A new flag was introduced in Windows VISTA for LogonUser(), LOGON32_LOGON_NEW_CREDENTIALS.
The remarks say the following for this flag:
“This logon type allows the caller to clone its current token and specify new credentials for outbound connections. The new logon session has the same local identifier but uses different credentials for other network connections.”
Why was this flag introduced and what is it used for?
A common scenario in Windows is you need to access secured resources on a remote system as a different user through impersonation. Some APIs that you may call to access a remote Windows system include:
Impersonation becomes really important in a scenario where you are attempting to access a server which has no trust with your system since you can’t modify the permissions for the remote secured resource to allow your user access.
In the past, this was done by providing alternate credentials to the IPC$ share with WNetAddConnection2(). There is an old KB article which provides background information on IPC$:
Using IPC$ kind of stopped working in Windows VISTA for certain scenarios but a lot of developers today are still unaware of the changes.
Due to the limitations and scenarios where it doesn’t work, a new flag was introduced in Windows VISTA for LogonUser(), LOGON32_LOGON_NEW_CREDENTIALS to address the weaknesses for this common scenario.
The way the flag works, if you impersonate the user, the user’s credentials are only used on the remote system. Locally you are still using the identity of the process. On remote systems, the credentials will be used to generate a token on the remote system. Since the credentials are being presented on the system itself, no trust is required.
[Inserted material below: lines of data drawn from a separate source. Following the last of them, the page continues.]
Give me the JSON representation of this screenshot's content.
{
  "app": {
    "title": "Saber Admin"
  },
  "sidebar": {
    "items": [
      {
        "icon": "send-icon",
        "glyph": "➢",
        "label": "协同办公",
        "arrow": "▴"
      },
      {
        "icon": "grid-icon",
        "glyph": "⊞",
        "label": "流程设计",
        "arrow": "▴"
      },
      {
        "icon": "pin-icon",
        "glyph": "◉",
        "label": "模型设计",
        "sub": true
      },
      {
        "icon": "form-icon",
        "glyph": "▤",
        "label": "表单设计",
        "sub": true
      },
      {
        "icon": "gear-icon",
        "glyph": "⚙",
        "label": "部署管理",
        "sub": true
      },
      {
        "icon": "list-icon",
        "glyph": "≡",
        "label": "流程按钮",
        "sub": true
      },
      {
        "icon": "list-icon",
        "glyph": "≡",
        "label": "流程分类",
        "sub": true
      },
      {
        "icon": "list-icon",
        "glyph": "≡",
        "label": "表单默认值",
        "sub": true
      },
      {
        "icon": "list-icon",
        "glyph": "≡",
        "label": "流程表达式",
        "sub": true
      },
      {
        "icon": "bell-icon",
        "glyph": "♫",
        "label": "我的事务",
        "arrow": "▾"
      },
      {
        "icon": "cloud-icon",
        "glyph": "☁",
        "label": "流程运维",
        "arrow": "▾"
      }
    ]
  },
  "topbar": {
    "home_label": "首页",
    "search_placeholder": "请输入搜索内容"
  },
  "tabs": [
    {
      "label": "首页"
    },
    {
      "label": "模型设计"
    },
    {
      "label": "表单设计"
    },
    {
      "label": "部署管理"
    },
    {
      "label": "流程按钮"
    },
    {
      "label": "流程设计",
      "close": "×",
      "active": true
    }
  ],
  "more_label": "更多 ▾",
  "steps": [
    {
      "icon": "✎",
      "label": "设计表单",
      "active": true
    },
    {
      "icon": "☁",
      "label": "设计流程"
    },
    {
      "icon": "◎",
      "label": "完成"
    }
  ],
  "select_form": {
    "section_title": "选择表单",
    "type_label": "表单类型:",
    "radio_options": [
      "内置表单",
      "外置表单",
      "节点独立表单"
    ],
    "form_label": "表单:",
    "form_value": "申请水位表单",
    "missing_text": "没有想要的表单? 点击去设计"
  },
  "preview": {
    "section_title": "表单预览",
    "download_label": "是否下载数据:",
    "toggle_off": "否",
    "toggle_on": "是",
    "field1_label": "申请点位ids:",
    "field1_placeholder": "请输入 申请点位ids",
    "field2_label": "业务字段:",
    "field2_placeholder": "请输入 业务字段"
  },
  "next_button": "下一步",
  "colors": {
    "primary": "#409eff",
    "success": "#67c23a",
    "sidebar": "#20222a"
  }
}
You can now access the remote system as a different user without any trust.
I hope this post gives you some insight into the LOGON32_LOGON_NEW_CREDENTIALS flag.